Yakubu expressed dismay that reports of the Electoral Reform Committee (the Uwais Report) of 2008 and the Post-election Violence (Lemu Report) 2011 have been left to gather dusts on the shelves.
He said the two reports recommended the establishment of the Electoral Offences Commission/Tribunal to address all forms of electoral violence and impunity that had continued to undermine the stability of the nation’s democracy.
Yakubu lamented the fact that though INEC has the powers to prosecute, it lacks the powers to effect the arrest of electoral offenders.
This, he said has continued to hamper effective prosecution of electoral offenders.
Yakubu said: “While the Uwais Report was transmitted by the executive to the National Assembly in 2010, the White Paper on recommendations of the Lemu Report directed the Office of the Attorney General of the Federation and Minster of Justice to take steps towards the establishment of the Electoral Offences Tribunal.
“Nearly a decade later, there has been no legislative action on these aspects of the recommendations of the Uwais and Lemu reports, making the present effort by the Senate and the concurrent effort by the House of Representatives a welcome development.

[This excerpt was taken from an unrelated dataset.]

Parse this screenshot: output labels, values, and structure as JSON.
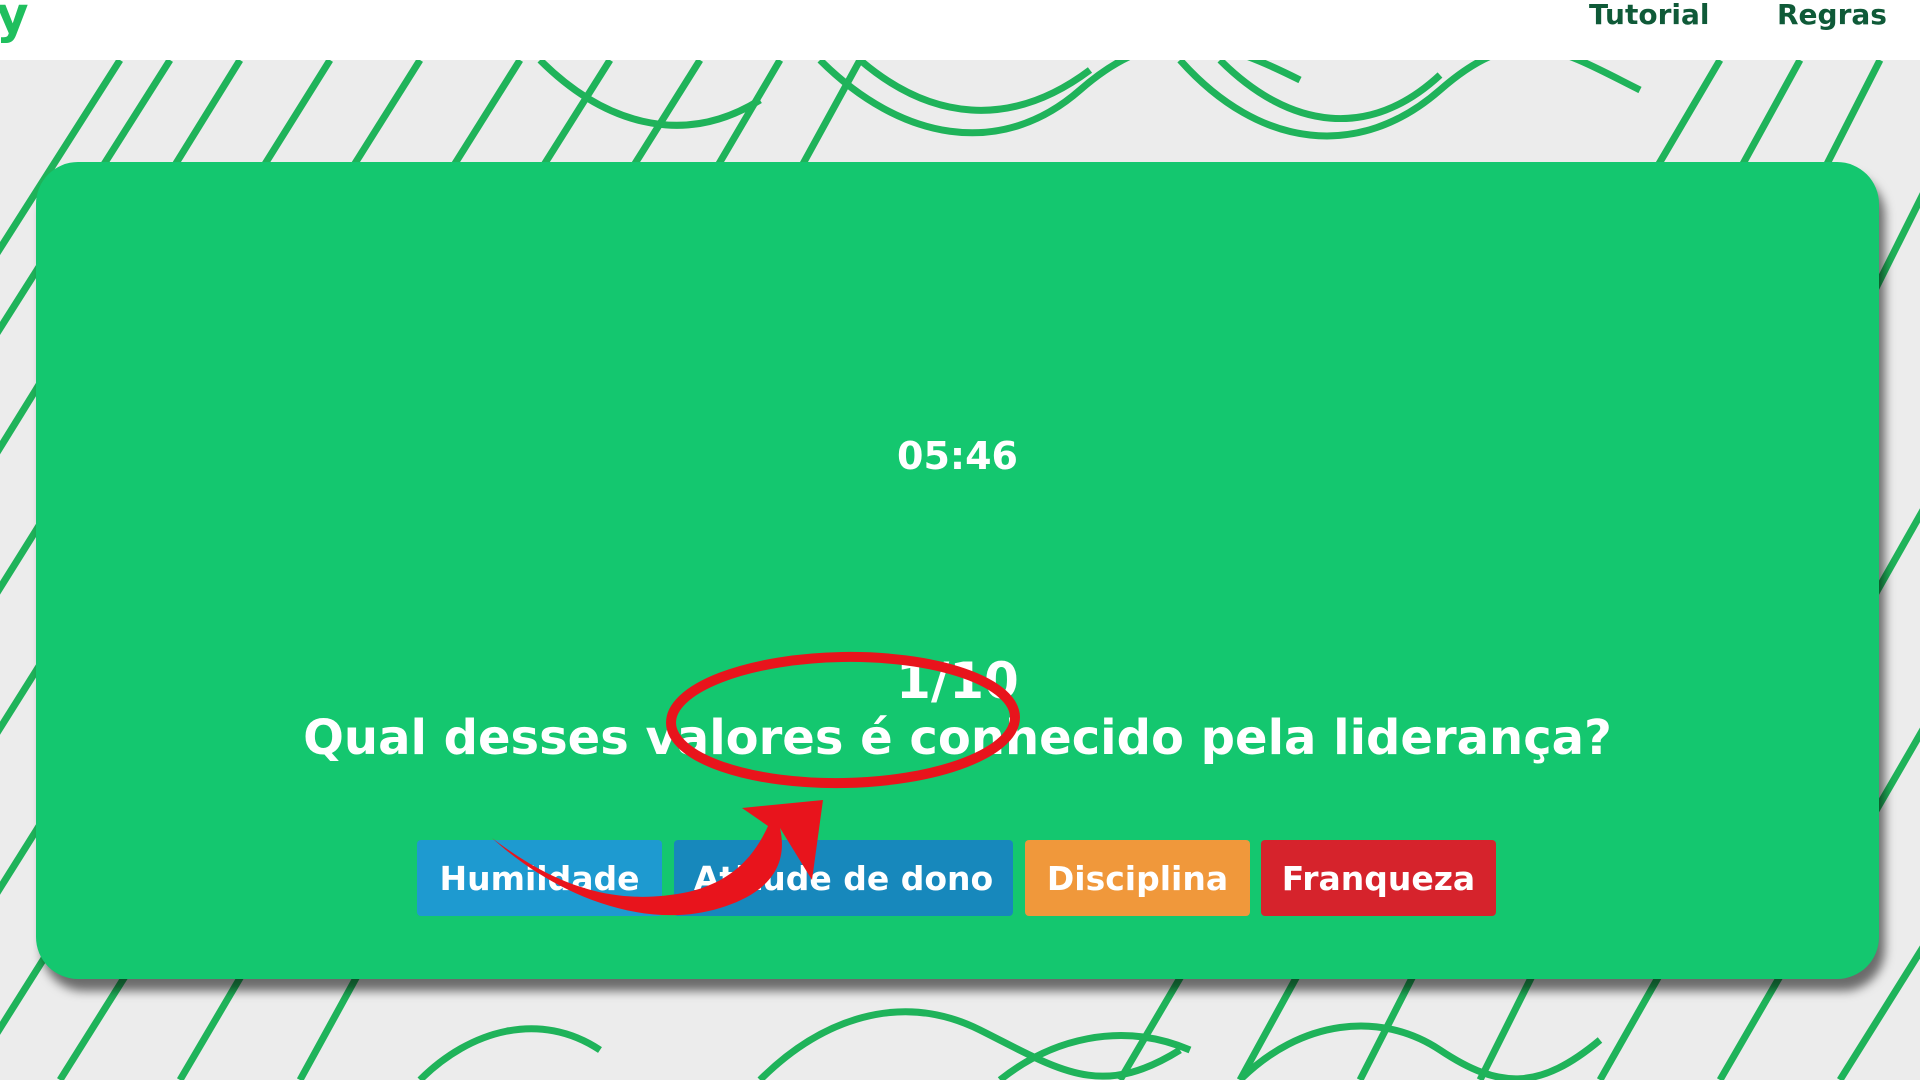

“The failure to systematically and consistently enforce sanctions has encouraged impunity and the violence that often characterised electoral contest in Nigeria, thereby subverting the will of the people and undermining the nation’s electoral democracy.
“At present, INEC is saddled with the responsibility of prosecuting electoral offender. Section 150(1) and (2) of the Electoral Act 2010 (as amended) empowered INEC to prosecute electoral offenders through its legal officers or any legal practitioner appointed by it without the powers to arrest and investigate thus depending on the police for this purpose.
“Without the capacity to make arrest and investigate violations, the prosecutorial role is severely hampered. INEC cannot effectively focus on this role given its other variegated responsibilities under the Constitution of the Federal Republic of Nigeria 1999 (as amended) and the Electoral Act 2010 (as amended).”